I first spent time practicing the basics - making chains and infinity scarves.
|Thinking of new uses for my finger knitting lines. Hairband?|
I visited craft stores and bought appropriate yarn.
I also took tons of photos to document the process.
|Comparing my progress to the video.|
|Didn't buy a stitch keeper, but improvised!|
|Curving and connecting|
|Mid-knitting (note the pinky finger has extra loops for connecting)|
|Hubby took this "alternate POV" shot of the knitting process.|
|It looks like a circle!|
|It's taller too!|
|Me, doing "needlework" of a sort!|
|Mission accomplished! It even looks like a hat!|
|Should I wear my hat this way ...|
|or should I wear it this way?|
So, what are the pedagogical ramifications of this project? I will keep out several kinds of wool in my library makerspace so that students can finger knit when they want.
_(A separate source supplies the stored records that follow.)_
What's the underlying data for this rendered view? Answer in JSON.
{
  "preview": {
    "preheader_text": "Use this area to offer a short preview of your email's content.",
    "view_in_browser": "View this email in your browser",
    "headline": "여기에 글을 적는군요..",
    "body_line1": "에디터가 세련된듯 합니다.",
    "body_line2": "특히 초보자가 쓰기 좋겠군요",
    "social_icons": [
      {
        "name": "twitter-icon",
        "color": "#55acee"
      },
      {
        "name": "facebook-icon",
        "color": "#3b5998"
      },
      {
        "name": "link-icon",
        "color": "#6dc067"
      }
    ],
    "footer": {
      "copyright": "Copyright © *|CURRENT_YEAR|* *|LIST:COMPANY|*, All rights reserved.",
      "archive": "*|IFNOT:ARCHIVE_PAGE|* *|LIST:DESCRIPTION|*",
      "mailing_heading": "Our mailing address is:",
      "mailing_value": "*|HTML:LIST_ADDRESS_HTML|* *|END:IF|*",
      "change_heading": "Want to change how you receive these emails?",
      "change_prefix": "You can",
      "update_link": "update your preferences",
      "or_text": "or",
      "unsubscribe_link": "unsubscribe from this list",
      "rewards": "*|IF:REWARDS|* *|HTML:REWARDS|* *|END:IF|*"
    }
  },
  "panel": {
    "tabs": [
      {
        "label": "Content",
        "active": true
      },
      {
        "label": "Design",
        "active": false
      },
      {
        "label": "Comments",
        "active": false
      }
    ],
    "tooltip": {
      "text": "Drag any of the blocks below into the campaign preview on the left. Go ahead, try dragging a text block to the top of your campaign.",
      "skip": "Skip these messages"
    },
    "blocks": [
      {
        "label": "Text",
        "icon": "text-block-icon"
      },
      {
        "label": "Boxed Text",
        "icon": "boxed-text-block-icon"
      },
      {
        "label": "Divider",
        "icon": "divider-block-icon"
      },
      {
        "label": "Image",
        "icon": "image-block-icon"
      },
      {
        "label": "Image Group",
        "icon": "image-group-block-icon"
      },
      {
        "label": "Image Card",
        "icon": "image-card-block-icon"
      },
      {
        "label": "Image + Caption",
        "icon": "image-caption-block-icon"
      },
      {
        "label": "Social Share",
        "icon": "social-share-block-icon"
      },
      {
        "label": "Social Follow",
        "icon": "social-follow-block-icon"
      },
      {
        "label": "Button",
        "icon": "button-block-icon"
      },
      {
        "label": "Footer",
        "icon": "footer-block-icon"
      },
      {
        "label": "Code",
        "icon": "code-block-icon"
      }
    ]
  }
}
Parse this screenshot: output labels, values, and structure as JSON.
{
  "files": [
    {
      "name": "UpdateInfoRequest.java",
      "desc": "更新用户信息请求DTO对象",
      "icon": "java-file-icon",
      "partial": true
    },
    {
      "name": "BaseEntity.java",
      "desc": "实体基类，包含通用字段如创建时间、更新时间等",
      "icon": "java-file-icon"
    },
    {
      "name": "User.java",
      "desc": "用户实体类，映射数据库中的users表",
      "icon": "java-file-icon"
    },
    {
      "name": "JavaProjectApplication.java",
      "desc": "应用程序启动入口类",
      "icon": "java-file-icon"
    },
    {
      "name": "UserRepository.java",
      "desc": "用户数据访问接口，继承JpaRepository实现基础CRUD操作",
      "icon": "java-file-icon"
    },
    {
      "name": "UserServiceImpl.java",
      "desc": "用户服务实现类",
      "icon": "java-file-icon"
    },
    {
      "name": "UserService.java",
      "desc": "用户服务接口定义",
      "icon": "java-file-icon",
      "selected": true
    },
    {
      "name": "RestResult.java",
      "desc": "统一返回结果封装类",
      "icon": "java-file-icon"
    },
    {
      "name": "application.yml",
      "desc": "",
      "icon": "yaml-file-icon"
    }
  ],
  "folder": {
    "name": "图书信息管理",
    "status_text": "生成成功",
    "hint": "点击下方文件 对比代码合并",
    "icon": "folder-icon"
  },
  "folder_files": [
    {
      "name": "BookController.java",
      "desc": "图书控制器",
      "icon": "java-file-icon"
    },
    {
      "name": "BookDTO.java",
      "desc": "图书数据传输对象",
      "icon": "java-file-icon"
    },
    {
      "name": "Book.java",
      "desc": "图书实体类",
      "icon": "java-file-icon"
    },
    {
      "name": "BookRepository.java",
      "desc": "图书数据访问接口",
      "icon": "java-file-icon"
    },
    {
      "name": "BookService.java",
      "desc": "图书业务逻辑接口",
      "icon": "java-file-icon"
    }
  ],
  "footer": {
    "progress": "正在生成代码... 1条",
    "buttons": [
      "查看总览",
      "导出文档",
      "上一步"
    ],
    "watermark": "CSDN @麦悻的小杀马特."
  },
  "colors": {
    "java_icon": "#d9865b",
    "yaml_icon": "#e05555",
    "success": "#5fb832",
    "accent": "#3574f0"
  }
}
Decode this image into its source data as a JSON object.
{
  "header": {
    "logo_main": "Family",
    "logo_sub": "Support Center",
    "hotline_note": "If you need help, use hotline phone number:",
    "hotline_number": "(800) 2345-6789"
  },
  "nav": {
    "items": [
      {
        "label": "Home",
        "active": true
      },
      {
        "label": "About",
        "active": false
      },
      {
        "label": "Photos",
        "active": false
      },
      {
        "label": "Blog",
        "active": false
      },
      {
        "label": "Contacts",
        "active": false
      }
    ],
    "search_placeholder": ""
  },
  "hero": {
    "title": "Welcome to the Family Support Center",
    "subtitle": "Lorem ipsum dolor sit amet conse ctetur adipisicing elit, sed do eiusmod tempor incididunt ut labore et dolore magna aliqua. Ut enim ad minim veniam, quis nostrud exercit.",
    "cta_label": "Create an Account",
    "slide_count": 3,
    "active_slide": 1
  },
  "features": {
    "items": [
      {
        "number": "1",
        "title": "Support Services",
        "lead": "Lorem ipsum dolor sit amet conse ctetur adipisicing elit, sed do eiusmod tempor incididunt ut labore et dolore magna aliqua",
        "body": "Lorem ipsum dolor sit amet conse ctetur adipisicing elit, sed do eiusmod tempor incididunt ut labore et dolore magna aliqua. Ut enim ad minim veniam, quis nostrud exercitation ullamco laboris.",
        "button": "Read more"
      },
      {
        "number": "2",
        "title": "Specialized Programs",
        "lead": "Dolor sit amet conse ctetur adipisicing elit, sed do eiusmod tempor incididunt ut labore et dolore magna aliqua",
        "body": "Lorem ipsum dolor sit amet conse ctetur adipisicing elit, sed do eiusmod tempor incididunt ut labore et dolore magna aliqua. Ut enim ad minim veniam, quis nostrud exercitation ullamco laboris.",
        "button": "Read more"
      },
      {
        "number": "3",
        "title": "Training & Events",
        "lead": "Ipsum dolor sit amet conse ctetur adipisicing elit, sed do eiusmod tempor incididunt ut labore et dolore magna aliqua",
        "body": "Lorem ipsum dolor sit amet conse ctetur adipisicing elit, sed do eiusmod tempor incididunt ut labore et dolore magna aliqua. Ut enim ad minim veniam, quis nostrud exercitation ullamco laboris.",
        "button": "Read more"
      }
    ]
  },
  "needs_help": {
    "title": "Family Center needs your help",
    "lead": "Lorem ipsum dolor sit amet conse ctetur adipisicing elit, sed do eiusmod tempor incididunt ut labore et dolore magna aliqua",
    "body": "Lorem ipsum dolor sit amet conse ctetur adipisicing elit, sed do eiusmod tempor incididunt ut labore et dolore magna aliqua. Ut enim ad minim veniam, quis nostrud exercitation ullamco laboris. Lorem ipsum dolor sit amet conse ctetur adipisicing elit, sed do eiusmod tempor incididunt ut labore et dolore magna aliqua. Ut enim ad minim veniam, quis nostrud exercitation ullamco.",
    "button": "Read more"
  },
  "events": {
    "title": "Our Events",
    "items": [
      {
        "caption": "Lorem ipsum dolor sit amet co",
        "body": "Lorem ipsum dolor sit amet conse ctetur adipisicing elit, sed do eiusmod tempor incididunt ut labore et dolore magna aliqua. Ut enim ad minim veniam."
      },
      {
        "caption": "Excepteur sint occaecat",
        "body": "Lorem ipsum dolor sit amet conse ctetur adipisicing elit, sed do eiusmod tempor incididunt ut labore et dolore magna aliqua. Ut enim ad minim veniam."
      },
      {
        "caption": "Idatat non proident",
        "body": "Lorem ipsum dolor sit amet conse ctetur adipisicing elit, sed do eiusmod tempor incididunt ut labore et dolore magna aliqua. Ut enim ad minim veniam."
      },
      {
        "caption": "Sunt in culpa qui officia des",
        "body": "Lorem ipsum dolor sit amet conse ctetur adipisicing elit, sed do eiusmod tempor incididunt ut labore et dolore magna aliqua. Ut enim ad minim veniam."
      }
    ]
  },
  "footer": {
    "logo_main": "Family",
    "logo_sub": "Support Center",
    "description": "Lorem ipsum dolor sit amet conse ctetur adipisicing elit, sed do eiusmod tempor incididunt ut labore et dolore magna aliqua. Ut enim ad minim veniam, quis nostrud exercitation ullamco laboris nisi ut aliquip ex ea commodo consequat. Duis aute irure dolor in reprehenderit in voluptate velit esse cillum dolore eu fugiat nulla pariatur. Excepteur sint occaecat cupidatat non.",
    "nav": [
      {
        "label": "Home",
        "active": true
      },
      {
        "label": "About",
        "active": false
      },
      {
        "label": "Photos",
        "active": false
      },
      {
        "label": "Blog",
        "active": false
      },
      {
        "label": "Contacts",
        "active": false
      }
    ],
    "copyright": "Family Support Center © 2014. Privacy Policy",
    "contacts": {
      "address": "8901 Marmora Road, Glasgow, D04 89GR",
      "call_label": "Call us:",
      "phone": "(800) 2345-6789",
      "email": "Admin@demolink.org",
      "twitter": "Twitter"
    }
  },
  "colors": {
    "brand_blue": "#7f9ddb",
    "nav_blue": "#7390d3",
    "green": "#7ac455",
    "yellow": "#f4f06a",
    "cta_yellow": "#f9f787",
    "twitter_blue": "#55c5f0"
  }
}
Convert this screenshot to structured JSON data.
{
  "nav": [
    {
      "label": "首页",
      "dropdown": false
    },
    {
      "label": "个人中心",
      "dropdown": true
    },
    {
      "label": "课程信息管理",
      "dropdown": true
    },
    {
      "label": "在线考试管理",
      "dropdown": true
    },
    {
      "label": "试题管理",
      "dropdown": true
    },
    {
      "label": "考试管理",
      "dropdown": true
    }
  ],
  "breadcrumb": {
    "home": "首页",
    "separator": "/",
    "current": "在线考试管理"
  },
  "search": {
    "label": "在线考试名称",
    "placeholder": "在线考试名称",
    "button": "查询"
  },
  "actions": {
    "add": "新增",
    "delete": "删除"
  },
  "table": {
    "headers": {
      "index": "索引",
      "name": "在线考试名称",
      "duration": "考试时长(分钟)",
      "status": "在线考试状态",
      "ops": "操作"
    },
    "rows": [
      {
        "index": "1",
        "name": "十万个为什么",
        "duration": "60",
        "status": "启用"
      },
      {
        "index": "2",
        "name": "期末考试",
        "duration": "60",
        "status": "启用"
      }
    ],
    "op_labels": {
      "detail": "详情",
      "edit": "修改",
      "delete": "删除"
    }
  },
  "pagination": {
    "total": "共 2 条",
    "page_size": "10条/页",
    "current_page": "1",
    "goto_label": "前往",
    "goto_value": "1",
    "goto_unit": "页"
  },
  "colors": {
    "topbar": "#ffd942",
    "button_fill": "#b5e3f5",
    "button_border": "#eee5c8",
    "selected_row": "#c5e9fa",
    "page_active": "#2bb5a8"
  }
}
I will also put my hat on display so students can see what's possible to make. (When I first finger knit ever, as part of a class coverage during PLC time, we only had enough time to make a short chain.) I will point out and celebrate the imperfections, because it shows I'm not perfect but learning my craft and it makes the end product unique and all mine. I might make some more hats to give to relatives for Christmas and I'm considering tackling an even bigger finger-knitting project - a blanket!
My knitting success has also given me the courage to start sewing lessons (both with my mother and possibly with the TDSB Continuing Education department). I'll exorcise the ghost of my Grade 7 sewing project (in brief: back when middle school students took Home Economics, I brought my half-completed pink and purple shorts home at the end of the course; my mother, who worked for years as a seamstress with the Singer Sewing Company, took one look at my twin circles of fabric filled with pins, took it away, and three minutes later came back with a finished, polished pair of wearable shorts.) That experience taught me a bad lesson - that I should leave all sewing tasks to the expert, aka my mother. I'm going to unlearn that message and become more independent. School no longer offers cooking or sewing classes, so I hope to share in the near future how my sewing adventure personally and in the library makerspace will go.
P.S. Big thanks to Melanie Mulcaster (@the_mulc) and Jennifer Brown (@JennMacBrown) for being a virtual support group with my finger knitting endeavors. I plan on attending one of Jennifer's future knitting circle gatherings and Melanie's tutoring has been valuable. Knowing these two were interested in what I was doing with yarn encouraged me to try.